It has been an interesting debate thus far. As I look around the chamber, I wonder who the floating voters are whom we are trying to influence. It is more a question of spotting who the best cheerleader is for the main speaker. I will study the tapes carefully after the debate.
The SNP seems to be running auditions for promotion. Alex Neil has already been particularly keen this morning. For the Tories, after last Monday, there is just a sense of relief that Ms Goldie's megaphone was switched on so that the voice of Scotland could be heard.
We had a similar debate at the end of the previous session in 2003, and there was a great sense that everybody was anxious to get out of the chamber and get on with the campaign. Before we do that, it is worth looking at Scotland's place in the world. Who could have imagined that, in 2007, on the 300th anniversary of the Act of Union, we would be about to start the third session of restored home rule in Scotland? The prospect seemed distant and unlikely for so long, even in our lifetimes.
We should look, too, at the changes that we have seen around the planet since I was first elected, more than 20 years ago, as a young Grampian regional councillor. Who would have believed the changes that have taken place? The iron curtain came down and the cold war ended. Lech Walesa became the President of Poland. The liberal Václav Havel, who was imprisoned under the communists, became the President of Czechoslovakia. Nelson Mandela became the President of South Africa. The home of the Warsaw pact is now in NATO, and Romania and Bulgaria are part of the European Union. Finally, just a short distance across the water from Scotland, Ian Paisley and Gerry Adams have jointly announced devolved Government in Northern Ireland.

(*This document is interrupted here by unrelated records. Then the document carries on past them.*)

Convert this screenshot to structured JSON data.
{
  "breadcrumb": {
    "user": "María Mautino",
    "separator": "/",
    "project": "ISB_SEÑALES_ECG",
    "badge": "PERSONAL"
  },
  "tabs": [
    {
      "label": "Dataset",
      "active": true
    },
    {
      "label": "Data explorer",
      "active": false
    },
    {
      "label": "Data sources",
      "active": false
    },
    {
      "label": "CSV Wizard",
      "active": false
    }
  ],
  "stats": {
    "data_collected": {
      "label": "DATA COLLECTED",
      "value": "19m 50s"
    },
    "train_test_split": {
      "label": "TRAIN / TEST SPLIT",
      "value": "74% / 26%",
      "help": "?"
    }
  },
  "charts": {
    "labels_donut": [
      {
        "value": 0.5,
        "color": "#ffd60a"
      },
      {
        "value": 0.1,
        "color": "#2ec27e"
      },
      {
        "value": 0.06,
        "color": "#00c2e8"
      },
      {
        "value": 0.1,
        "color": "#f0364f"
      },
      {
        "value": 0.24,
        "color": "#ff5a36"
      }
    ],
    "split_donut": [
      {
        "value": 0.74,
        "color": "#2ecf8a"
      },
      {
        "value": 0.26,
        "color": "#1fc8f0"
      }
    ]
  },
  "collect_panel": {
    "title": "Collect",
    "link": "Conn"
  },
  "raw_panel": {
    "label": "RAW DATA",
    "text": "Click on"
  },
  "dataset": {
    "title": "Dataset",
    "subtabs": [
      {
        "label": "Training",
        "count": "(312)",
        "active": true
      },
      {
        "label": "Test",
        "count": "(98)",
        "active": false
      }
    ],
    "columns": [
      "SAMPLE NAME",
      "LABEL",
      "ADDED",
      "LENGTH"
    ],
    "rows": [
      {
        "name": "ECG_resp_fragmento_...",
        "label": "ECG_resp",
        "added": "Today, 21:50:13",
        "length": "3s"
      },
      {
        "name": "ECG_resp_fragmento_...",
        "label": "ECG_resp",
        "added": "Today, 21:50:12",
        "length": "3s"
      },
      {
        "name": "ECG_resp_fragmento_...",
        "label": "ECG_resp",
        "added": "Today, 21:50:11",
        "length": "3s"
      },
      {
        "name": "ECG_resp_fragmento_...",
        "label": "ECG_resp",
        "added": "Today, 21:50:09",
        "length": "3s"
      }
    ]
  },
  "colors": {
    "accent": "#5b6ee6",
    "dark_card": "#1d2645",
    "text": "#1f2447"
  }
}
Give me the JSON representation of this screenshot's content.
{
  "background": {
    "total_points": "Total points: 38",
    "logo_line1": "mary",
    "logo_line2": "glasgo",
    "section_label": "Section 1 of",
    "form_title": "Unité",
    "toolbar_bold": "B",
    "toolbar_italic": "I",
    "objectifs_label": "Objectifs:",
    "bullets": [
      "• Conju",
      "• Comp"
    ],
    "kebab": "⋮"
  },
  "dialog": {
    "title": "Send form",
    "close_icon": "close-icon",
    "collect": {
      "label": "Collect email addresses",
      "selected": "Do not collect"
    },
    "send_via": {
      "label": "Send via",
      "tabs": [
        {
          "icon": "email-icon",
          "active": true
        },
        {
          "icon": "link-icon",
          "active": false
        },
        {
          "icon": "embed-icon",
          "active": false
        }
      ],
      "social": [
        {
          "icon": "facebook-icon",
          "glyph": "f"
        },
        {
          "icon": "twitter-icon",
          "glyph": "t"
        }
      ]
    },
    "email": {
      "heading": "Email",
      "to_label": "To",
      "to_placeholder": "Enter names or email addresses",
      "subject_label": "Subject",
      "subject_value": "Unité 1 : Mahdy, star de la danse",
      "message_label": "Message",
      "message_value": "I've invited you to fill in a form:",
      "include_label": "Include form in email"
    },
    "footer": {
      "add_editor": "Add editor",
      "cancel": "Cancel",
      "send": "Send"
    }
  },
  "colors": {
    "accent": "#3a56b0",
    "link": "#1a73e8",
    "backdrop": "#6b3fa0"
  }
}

They have shaken off the negativity of much of their past and they are building a great future for their countries.